(Material shown)
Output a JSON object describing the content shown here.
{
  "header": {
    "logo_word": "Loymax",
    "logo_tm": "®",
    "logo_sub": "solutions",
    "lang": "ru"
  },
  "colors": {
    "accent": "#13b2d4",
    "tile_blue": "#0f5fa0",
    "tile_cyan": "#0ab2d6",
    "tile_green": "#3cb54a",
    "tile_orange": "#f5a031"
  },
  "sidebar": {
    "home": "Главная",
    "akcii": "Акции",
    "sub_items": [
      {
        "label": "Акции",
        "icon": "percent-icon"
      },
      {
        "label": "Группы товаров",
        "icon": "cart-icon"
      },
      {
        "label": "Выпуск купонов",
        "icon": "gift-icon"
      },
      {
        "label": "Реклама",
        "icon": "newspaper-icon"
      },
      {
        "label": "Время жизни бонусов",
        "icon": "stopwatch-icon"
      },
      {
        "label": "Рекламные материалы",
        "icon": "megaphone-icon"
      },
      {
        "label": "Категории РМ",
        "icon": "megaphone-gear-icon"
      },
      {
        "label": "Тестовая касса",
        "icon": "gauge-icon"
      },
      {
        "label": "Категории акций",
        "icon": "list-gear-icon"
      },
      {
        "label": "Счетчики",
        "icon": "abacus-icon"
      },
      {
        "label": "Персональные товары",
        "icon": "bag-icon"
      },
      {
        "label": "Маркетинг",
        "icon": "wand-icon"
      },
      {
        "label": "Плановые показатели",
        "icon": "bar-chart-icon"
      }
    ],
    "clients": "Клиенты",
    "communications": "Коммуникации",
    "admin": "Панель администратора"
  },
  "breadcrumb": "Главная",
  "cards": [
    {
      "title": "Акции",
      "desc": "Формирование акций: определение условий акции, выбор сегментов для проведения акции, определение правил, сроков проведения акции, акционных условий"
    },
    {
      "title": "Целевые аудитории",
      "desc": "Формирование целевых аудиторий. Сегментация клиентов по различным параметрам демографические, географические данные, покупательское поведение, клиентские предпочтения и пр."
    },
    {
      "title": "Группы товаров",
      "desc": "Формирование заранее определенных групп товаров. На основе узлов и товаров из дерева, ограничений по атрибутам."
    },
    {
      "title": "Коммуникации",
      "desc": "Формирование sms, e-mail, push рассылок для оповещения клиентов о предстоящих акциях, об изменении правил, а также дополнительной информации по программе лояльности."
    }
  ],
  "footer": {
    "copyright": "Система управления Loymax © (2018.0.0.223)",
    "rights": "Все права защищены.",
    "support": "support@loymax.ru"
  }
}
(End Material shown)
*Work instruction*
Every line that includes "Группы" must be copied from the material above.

*Exercise result*
        "label": "Группы товаров",
      "title": "Группы товаров",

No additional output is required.